Tuesday Tale - Roses a Penny

Because I haven't done a Tuesday tale in a while, I'd like to present to you the piece I did for 'The Inferno' over the weekend.


Roses A Penny
A Picture in Prose


"Roses a penny,
Roses a penny,
Come buy my many,
I has roses a penny."


Old and bent, shawl about her shoulders, fingerless gloves upon her hands, she walked the streets of London, selling her flowers. Her roses.

She carried her flowers in a sling across her chest and her money in a pouch slung under her breast, where it was safe.

She wandered through Soho and Covent Garden, Marleybone and Hyde Park. Selling her flowers, crying
"Roses a penny,
roses a penny,
come buy my many
I has roses a penny."

in a voice, once young and strong, now faltering, weakened by age and ill health.

When she sold a rose, she would smile and thank the buyer profusely, exposing gums long absent teeth and always saying "Thank you Love, for buying one of my many. May she bring you love and luck." Then she would tuck away her money, straighten up her sling, and again take up her call ...

"Roses a penny,
roses a penny,
come buy my many
I has roses a penny."


The streets of London are not kind. The chill of the night reaches fingers into everything, the fog leaves a wet over all.
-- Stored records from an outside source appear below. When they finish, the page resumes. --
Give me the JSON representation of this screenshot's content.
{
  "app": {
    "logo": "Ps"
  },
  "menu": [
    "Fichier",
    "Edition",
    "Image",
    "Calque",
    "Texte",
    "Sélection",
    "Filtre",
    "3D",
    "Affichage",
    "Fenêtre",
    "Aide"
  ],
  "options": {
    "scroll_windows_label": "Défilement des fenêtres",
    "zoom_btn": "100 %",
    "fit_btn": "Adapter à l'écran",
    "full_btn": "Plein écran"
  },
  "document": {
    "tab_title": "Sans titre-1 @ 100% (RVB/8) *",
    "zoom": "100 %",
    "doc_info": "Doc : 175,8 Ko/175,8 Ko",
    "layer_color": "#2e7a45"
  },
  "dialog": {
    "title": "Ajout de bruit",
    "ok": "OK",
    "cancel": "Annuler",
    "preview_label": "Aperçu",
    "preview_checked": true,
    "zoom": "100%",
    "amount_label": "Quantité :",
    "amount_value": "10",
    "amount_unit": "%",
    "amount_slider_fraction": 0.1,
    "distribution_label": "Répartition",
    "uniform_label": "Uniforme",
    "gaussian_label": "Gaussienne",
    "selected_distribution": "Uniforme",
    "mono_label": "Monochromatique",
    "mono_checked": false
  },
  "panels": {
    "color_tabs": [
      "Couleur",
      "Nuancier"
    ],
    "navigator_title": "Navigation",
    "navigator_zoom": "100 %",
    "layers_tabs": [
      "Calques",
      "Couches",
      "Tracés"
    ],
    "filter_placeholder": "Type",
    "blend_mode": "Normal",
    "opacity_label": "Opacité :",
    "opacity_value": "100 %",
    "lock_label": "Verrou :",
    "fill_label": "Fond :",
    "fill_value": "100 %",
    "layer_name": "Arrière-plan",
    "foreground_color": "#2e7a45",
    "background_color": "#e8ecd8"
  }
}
And the damp. The damp penetrates to the very quick. But a simple act of kindness is all it takes, at times, to spread a warmth throughout which can save a soul. She sells her kindness for a penny. Small price to pay for luck or love.

"Roses a penny,
roses a penny,
come buy my many
I has roses a penny."

12 comments:

quilly said...

Warm face, warm 'ands, warm feet,
Aow, wouldn't it be loverly?


Loverly story. Shades of Lerner and Lowe. (I have My Fair Lady on the brain right now since Amoeba is in the community theater production.)

Big Mark 243 said...

A seamless exchange of equal parts hope and kindness between two strangers from different circumstances yet inhabiting the same world. That is what I read in this story.

A passerby thinking they have done the old woman a solid by purchasing an underpriced rose and the woman giving them a token to present to a person in their heart.

Nevine said...

A beautiful story, filled with the human touch. And the whole piece read more like poetry than prose. There was a rhythm in the lady's song that carried through even in the narrative. A truly lovely piece, Lou!

Nevine

Grandmother said...

"...to spread a warmth throughout which can save a soul." That's just what you do in this piece. Thanks.

Tara R. said...

Reminds me of Mary Poppins... tuppence a bag. Nicely crafted tale.

Indigo said...

Beautiful! I could picture her perfectly in my mind's eye. (Hugs)Indigo

Jientje said...

Indigo took the words right out of my mind. You're a painter with words.

lisaschaos said...

Very moving. I feel bad for her and happy about her too.

moneythoughts said...

Very nicely done. I wanted to buy a rose as I was touched by your words.

LceeL said...

Quilly: Thank you, ma'am. I wasn't going for 'Lerner and Lowe', but I guess it does sort of smack of "My Fair Lady", eh?

Big Mark 243: It's about how we each have a purpose, no matter how lowly we might seem to the observer.

Nevine: Thank you, Nevine.

Grandmother: Thank you, Darlin'.

Tara R: Thank you, Tara. I worked on her 'cry' for over an hour.

Indigo: Thank you, my friend. THAT'S what I work for.

Jientje: Thank you, Jientje. Just as you are a painter with a lens.

Lisaschaos: Oh, don't feel bad. She's fine - presently on holiday in Tenerife.

Moneythoughts: Thank you, Fred. Just the effect I was looking for.

Holly at Tropic of Mom said...

Your characters are such characters! And you don't stick with one "type" when you write. There must be a whole village inside your writer's mind!

Nan Sheppard said...

Ahhh, the cold and damp of London, you brought it to life!

The sun is shining today, though!